The nonprofit Environmental Working Group sent talc-based makeup to be tested for asbestos in 2020 and found the carcinogen in two eyeshadow palettes and one toy makeup kit for kids. The FDA had previously found asbestos in two brands of kids’ powdered makeup as well—sold by Claire’s and Justice retailers.
Rain, snow and sleet increased in almost all midwestern counties between 2001 and 2020. Along with that additional precipitation came increased federal crop insurance payments to farmers whose crops failed due to “excess moisture,” said a report Wednesday by the Environmental Working Group.
WHO draft report on PFOA and PFOS
“The chemical industry will use WHO’s guidance to sow seeds of doubt” and undermine the EPA’s science, said Melanie Benesh, an attorney and vice president of government affairs at the Environmental Working Group.
ACC’s initial view of WHO’s analysis contrasts with those in the environmental community, where the Environmental Working Group (EWG) is joining others in heavily criticizing the draft WHO guidelines. In a statement, EWG, a longtime proponent of strict PFAS regulations, is blasting WHO’s analysis and is calling for a united front among public health advocates to point out the guidelines’ flaws in order to ensure health protection from PFAS remains a top priority.
“Like with any clean energy claims Duke makes, this one should also be viewed with a healthy dose of suspicion by South Carolina ratepayers,” said Alex Formuzis, a spokesperson for the Environmental Working Group. “It’s short on specifics and will financially benefit commercial-and-utility scale solar projects, including Duke’s, over residential customers.”
EWG VERIFIED®: Cosmetics
Pfeiffer, who successfully set out to make Henry Rose the first fine fragrance line to earn the Environmental Working Group (EWG-verified) mark, shares the same perspective. They’re each focused on building their brands mindfully with purpose and integrity.
PFAS in drinking water

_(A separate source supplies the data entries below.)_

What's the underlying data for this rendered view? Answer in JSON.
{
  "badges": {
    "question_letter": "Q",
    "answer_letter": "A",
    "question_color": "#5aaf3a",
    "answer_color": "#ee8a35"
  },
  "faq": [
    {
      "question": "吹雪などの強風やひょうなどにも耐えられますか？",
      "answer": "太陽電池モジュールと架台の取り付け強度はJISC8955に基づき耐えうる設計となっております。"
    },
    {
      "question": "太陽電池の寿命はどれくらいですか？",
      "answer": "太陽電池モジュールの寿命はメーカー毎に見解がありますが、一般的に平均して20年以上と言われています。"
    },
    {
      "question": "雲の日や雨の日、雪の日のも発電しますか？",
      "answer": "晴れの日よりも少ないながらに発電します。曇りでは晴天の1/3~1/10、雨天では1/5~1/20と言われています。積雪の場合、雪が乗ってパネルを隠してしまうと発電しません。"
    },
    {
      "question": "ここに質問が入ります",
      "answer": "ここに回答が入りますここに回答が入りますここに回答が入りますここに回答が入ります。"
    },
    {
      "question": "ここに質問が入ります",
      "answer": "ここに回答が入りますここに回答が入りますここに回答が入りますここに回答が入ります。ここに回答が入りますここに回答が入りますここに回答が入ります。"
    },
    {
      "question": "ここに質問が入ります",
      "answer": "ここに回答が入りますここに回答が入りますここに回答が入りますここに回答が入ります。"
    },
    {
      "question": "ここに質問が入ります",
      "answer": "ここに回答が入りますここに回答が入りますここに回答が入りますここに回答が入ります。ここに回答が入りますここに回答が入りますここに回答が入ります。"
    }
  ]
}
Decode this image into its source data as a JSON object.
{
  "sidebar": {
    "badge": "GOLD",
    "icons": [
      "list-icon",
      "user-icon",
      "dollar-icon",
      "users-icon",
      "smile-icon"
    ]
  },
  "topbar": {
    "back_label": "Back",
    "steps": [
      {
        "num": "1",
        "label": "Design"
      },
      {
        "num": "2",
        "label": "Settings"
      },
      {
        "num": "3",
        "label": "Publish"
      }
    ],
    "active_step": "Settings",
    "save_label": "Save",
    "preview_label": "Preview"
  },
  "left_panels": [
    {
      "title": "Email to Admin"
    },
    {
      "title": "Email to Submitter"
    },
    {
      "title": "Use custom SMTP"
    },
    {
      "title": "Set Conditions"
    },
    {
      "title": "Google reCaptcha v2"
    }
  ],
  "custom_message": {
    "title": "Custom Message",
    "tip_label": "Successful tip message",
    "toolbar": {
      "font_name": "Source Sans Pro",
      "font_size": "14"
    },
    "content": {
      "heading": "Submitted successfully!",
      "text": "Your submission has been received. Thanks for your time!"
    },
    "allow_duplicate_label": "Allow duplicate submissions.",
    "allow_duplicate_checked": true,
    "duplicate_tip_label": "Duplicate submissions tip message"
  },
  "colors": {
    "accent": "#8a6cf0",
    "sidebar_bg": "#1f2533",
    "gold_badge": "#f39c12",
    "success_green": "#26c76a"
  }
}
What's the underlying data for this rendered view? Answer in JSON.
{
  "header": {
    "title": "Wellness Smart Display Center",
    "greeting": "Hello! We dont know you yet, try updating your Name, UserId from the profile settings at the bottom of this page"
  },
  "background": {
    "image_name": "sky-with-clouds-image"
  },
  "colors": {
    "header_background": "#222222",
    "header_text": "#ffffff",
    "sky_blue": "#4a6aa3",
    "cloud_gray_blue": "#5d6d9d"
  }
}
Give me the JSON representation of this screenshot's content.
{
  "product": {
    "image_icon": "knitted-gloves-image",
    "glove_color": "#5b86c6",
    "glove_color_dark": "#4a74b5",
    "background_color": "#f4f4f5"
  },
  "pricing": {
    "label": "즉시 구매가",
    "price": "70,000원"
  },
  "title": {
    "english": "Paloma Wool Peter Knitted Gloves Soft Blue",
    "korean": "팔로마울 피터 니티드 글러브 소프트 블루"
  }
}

David Andrews, a senior scientist at the Environmental Working Group, which does research and advocacy on PFAS, said that people who drink water from wells, as well as those who live in smaller communities, are more likely to be vulnerable, as their water is likely to come under less scrutiny.